5.2 The Committee notes that many of the author's allegations, both in connection with the case of F. B. and H. R., relate to the evaluation of facts and evidence by the trial judge. The Committee observes that it is generally for the appellate courts of States parties to the Covenant and not for the Committee to evaluate the facts and evidence placed before domestic courts and to review the interpretation of domestic law by national courts. Similarly, it is for the appellate courts and not for the Committee to review alleged errors by the judge in the conduct of a trial, unless it is apparent from the author's submission that the conduct of the trial was clearly arbitrary or tantamount to a denial of justice, or that the judge manifestly violated his obligation of impartiality. The author has not shown that the conduct of the trials in question suffered from such defects. In this respect, therefore, the author's claims of unfair trials do not come within the competence of the Committee and, in that sense, fall outside the scope of protection provided by article 14, paragraph 1, of the Covenant. Accordingly, this part of the communication is inadmissible as incompatible with the provisions of the Covenant, pursuant to article 3 of the Optional Protocol.
5.3 With respect to the claim that the author was denied the services of an interpreter, the Committee finds that Z. P. has failed to substantiate his claim sufficiently, for purposes of admissibility. The material before the Committee shows that the author could express himself in adequate English and French, and that he did not apply for an interpreter during the trial. The Committee reaffirms in this context that the requirement of a fair hearing does not obligate States parties to make the services of an interpreter available ex officio or upon application to a person whose mother tongue differs from the official court language, if the person is capable of expressing himself adequately in the official language. 1/

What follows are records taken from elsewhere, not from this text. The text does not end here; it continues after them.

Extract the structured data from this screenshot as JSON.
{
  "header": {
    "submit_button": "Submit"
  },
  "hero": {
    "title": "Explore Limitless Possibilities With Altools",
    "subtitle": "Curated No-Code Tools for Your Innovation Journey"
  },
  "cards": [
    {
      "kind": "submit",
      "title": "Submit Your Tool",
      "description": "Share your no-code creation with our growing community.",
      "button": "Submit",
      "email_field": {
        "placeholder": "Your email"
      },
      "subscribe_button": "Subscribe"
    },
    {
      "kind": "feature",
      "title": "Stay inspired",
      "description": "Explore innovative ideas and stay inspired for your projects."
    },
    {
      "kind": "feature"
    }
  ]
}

5.4 In respect of the claim that the author was refused legal aid for his appeal in the case concerning H. R., the case file reveals that the Montreal Legal Aid Board did examine the author's request, but concluded that the interests of justice did not require the assignment of legal aid. Accordingly, the author has not sufficiently substantiated his allegation, for purposes of admissibility, and this part of the communication is inadmissible under article 2 of the Optional Protocol.
5.5 As to the alleged violation of article 14, paragraph 3(b), the Committee notes that the first time the author complained about the unavailability of the trial transcript was over two months after being denied leave to appeal by the Supreme Court. In the circumstances, he is estopped from invoking an ex posto facto violation on his right to adequate time and facilities for the preparation of his defence. The Committee concludes that this part of the communication is inadmissible as an abuse of the right of submission pursuant to article 3 of the Optional Protocol.
5.6 Finally, with regard to the claims of a violation of article 14, paragraph 1 (entitlement to a public hearing), and article 9, paragraph 2, the author has not sufficiently substantiated his allegation, for the purposes of admissibility, and this part of the communication is also inadmissible under article 2 of the Optional Protocol.
6. The Human Rights Committee therefore decides:
(a) The communication is inadmissible under articles 2 and 3 of the Optional Protocol ;
(b) This decision shall be communicated to the State party and to the author of the communication.
*/ Made public by decision of the Human Rights Committee
1/ See views in communication No. 219/1986, para. 10.2, (Guesdon v. France), adopted on 25 July 1990.